>>>

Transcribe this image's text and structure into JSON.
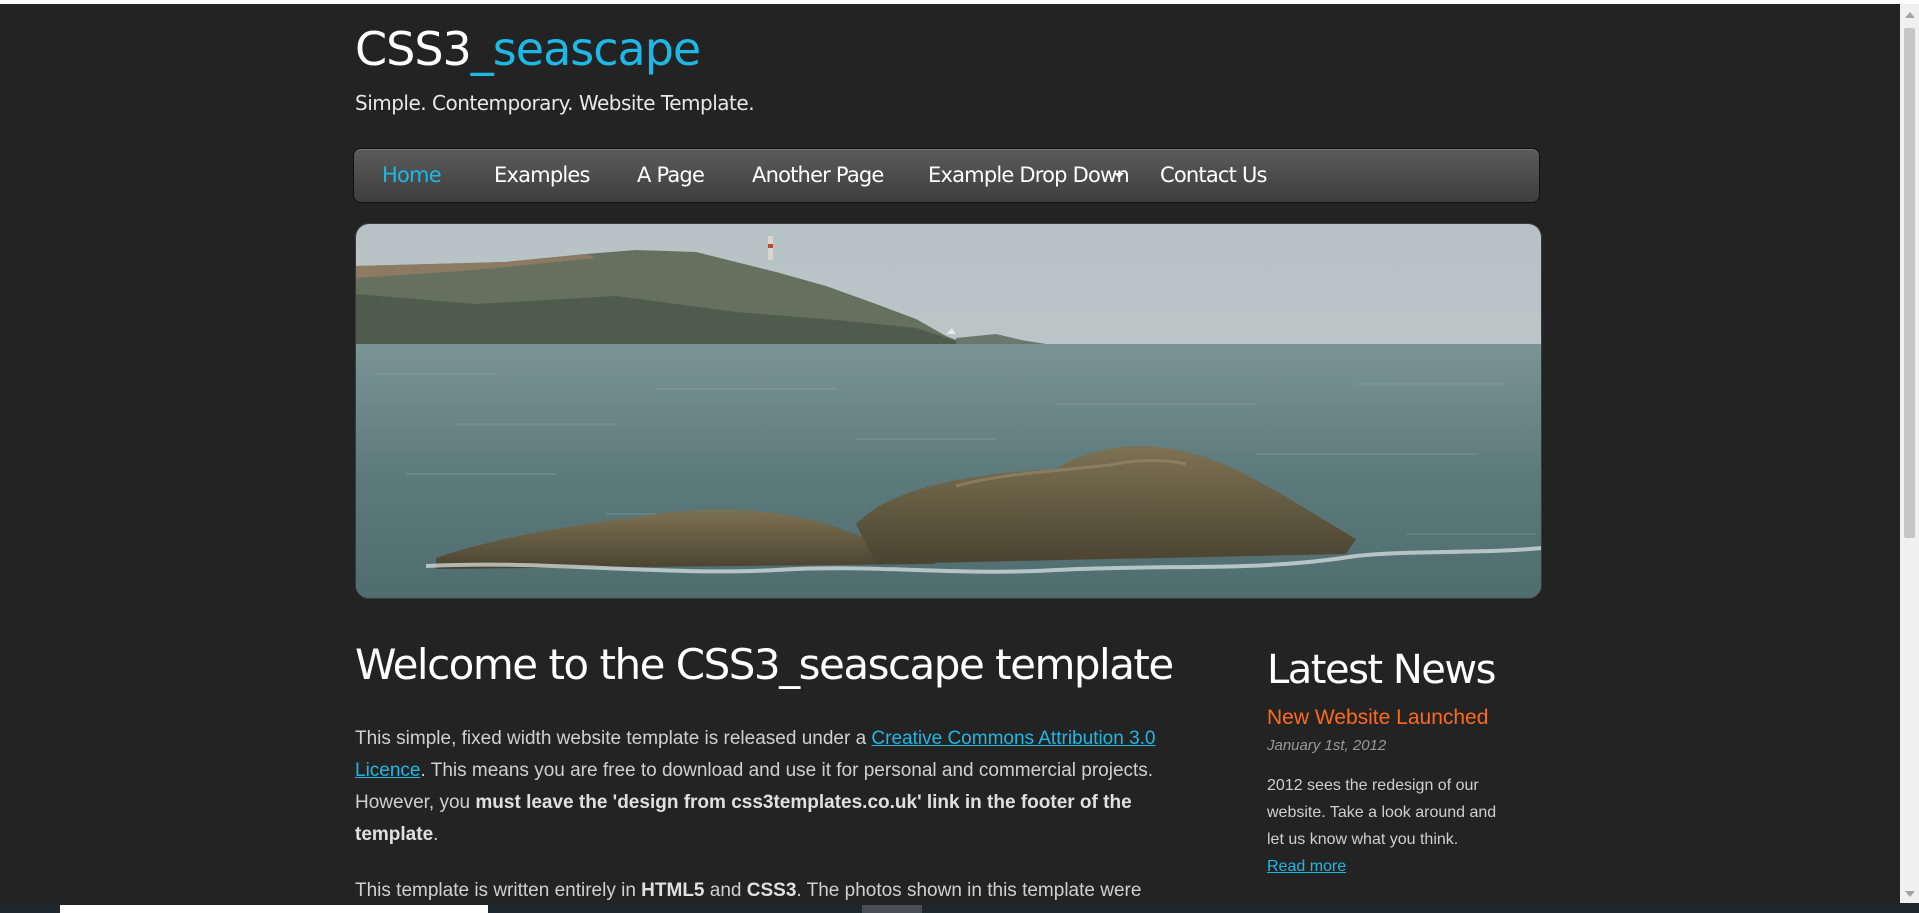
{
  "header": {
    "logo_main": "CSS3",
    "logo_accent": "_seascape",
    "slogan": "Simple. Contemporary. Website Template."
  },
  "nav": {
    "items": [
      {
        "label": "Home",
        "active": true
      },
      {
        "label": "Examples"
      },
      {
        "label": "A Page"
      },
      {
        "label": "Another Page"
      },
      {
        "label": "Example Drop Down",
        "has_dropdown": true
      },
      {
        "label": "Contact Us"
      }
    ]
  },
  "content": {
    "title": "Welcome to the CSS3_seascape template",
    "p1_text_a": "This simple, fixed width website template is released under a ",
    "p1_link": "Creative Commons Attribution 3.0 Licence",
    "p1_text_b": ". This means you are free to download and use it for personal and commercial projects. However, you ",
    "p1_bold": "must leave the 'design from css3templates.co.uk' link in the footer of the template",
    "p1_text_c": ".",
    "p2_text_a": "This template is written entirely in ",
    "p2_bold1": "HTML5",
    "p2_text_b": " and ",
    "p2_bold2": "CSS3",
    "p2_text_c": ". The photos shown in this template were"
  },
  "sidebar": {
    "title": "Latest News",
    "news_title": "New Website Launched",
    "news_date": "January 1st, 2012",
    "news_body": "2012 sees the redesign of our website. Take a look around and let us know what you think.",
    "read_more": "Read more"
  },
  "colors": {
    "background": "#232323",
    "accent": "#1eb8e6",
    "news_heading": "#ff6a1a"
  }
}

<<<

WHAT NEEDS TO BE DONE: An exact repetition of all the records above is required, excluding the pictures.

SOLVED PROBLEM:
Transcribe this image's text and structure into JSON.
{
  "header": {
    "logo_main": "CSS3",
    "logo_accent": "_seascape",
    "slogan": "Simple. Contemporary. Website Template."
  },
  "nav": {
    "items": [
      {
        "label": "Home",
        "active": true
      },
      {
        "label": "Examples"
      },
      {
        "label": "A Page"
      },
      {
        "label": "Another Page"
      },
      {
        "label": "Example Drop Down",
        "has_dropdown": true
      },
      {
        "label": "Contact Us"
      }
    ]
  },
  "content": {
    "title": "Welcome to the CSS3_seascape template",
    "p1_text_a": "This simple, fixed width website template is released under a ",
    "p1_link": "Creative Commons Attribution 3.0 Licence",
    "p1_text_b": ". This means you are free to download and use it for personal and commercial projects. However, you ",
    "p1_bold": "must leave the 'design from css3templates.co.uk' link in the footer of the template",
    "p1_text_c": ".",
    "p2_text_a": "This template is written entirely in ",
    "p2_bold1": "HTML5",
    "p2_text_b": " and ",
    "p2_bold2": "CSS3",
    "p2_text_c": ". The photos shown in this template were"
  },
  "sidebar": {
    "title": "Latest News",
    "news_title": "New Website Launched",
    "news_date": "January 1st, 2012",
    "news_body": "2012 sees the redesign of our website. Take a look around and let us know what you think.",
    "read_more": "Read more"
  },
  "colors": {
    "background": "#232323",
    "accent": "#1eb8e6",
    "news_heading": "#ff6a1a"
  }
}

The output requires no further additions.